Although his career was focused on financial and economic affairs, he has now been moved to a not-too-important administrative ministry. The PTI government has posted Ayub Sheikh as Secretary Statistics, despite having no relevant experience.

Sultan Sikandar has been moved out of the petroleum ministry and sent to the Ministry of States and Frontier Regions, widely considered a "dying" entity after the merger of the Federally Administered Tribal Areas with Khyber Pakhtunkhwa; it has no role beyond dealing with the Afghan refugees. He is the son-in-law of erstwhile top bureaucrat Saeed Mehdi. Before his appointment as Secretary Petroleum, Sultan served both as Chief Secretary AJK and Chief Secretary Gilgit-Baltistan during Sharif’s tenure.

Saqib Aziz, who has now been given charge of the Aviation Division, previously served as Commissioner Dera Ghazi Khan and then as Senior Member Punjab Board of Revenue under Shahbaz Sharif. Upon being called to Islamabad, he was initially posted as Secretary Postal Service by Nawaz Sharif and then moved to the Capital Administration and Development Division (CADD).

Aurangzeb Haque, who was shifted from the Establishment Division to CADD - which is to be abolished by the Khan government - also served the Sharif administration as the Chief Secretary Balochistan.

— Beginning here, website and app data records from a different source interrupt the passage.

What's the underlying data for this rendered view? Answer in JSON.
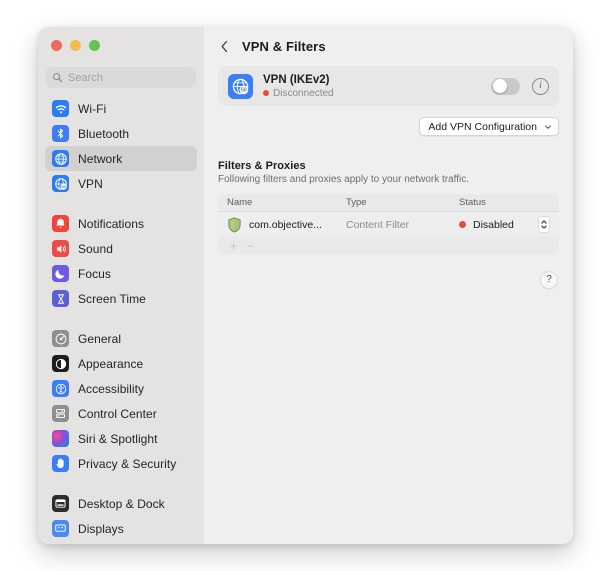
{
  "window": {
    "traffic_lights": [
      {
        "name": "close",
        "color": "#ec6a5f"
      },
      {
        "name": "minimize",
        "color": "#f3bc4f"
      },
      {
        "name": "zoom",
        "color": "#61c454"
      }
    ]
  },
  "sidebar": {
    "search": {
      "placeholder": "Search",
      "value": "",
      "icon": "search-icon"
    },
    "groups": [
      {
        "items": [
          {
            "label": "Wi-Fi",
            "icon": "wifi-icon",
            "selected": false
          },
          {
            "label": "Bluetooth",
            "icon": "bluetooth-icon",
            "selected": false
          },
          {
            "label": "Network",
            "icon": "globe-icon",
            "selected": true
          },
          {
            "label": "VPN",
            "icon": "vpn-globe-icon",
            "selected": false
          }
        ]
      },
      {
        "items": [
          {
            "label": "Notifications",
            "icon": "bell-icon",
            "selected": false
          },
          {
            "label": "Sound",
            "icon": "speaker-icon",
            "selected": false
          },
          {
            "label": "Focus",
            "icon": "moon-icon",
            "selected": false
          },
          {
            "label": "Screen Time",
            "icon": "hourglass-icon",
            "selected": false
          }
        ]
      },
      {
        "items": [
          {
            "label": "General",
            "icon": "gear-icon",
            "selected": false
          },
          {
            "label": "Appearance",
            "icon": "appearance-icon",
            "selected": false
          },
          {
            "label": "Accessibility",
            "icon": "accessibility-icon",
            "selected": false
          },
          {
            "label": "Control Center",
            "icon": "control-center-icon",
            "selected": false
          },
          {
            "label": "Siri & Spotlight",
            "icon": "siri-icon",
            "selected": false
          },
          {
            "label": "Privacy & Security",
            "icon": "hand-icon",
            "selected": false
          }
        ]
      },
      {
        "items": [
          {
            "label": "Desktop & Dock",
            "icon": "desktop-dock-icon",
            "selected": false
          },
          {
            "label": "Displays",
            "icon": "displays-icon",
            "selected": false
          }
        ]
      }
    ]
  },
  "toolbar": {
    "back_icon": "chevron-left-icon",
    "title": "VPN & Filters"
  },
  "vpn_card": {
    "icon": "vpn-globe-icon",
    "name": "VPN (IKEv2)",
    "status": "Disconnected",
    "status_color": "#e84b3c",
    "toggle_on": false,
    "info_icon": "info-icon"
  },
  "add_button": {
    "label": "Add VPN Configuration",
    "chevron_icon": "chevron-down-icon"
  },
  "filters_section": {
    "title": "Filters & Proxies",
    "subtitle": "Following filters and proxies apply to your network traffic.",
    "columns": [
      "Name",
      "Type",
      "Status"
    ],
    "rows": [
      {
        "icon": "shield-icon",
        "name": "com.objective...",
        "type": "Content Filter",
        "status": "Disabled",
        "status_color": "#e84b3c",
        "stepper_icon": "stepper-updown-icon"
      }
    ],
    "footer": {
      "add_label": "+",
      "remove_label": "−"
    }
  },
  "help": {
    "label": "?",
    "name": "help-button"
  }
}
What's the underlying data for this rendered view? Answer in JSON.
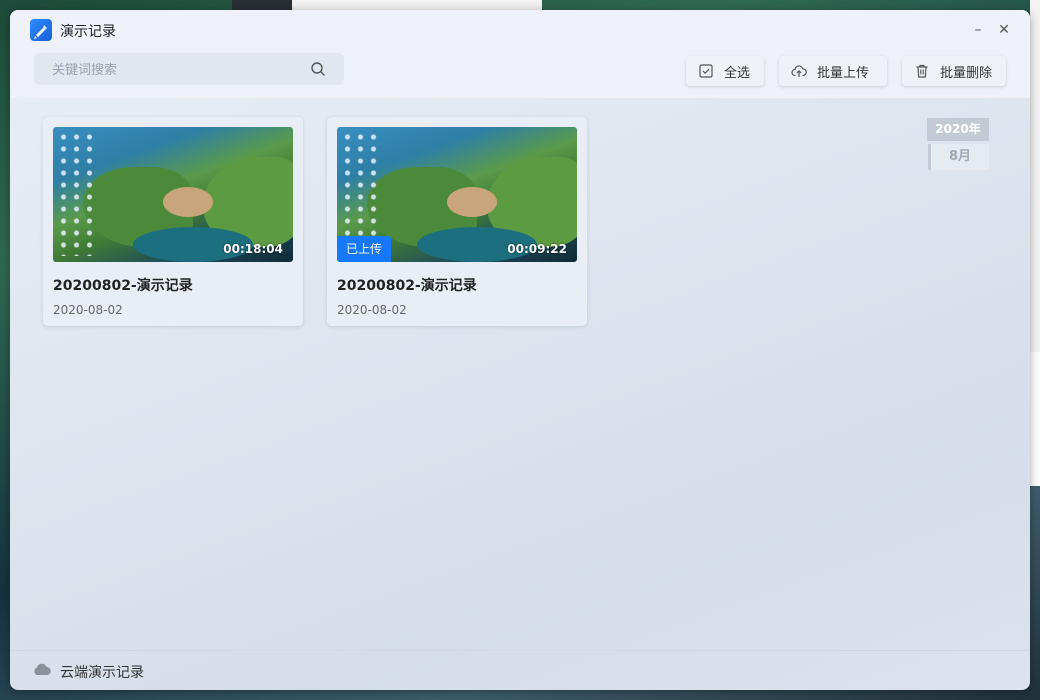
{
  "window": {
    "title": "演示记录",
    "minimize_glyph": "–",
    "close_glyph": "✕"
  },
  "search": {
    "placeholder": "关键词搜索",
    "value": ""
  },
  "toolbar": {
    "select_all_label": "全选",
    "batch_upload_label": "批量上传",
    "batch_delete_label": "批量删除"
  },
  "records": [
    {
      "title": "20200802-演示记录",
      "date": "2020-08-02",
      "duration": "00:18:04",
      "uploaded": false,
      "badge": ""
    },
    {
      "title": "20200802-演示记录",
      "date": "2020-08-02",
      "duration": "00:09:22",
      "uploaded": true,
      "badge": "已上传"
    }
  ],
  "timeline": {
    "year": "2020年",
    "month": "8月"
  },
  "footer": {
    "label": "云端演示记录"
  },
  "colors": {
    "accent": "#1677ff",
    "window_bg": "#e3e9f2"
  }
}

Many in the bureaucracy appreciate Imran Khan’s decision to acknowledge the competence and honesty of senior officers, irrespective of whom they served in the past. However, these civil servants expect that future postings according to their experience and qualifications to ensure greater efficiency and performance.


More from this category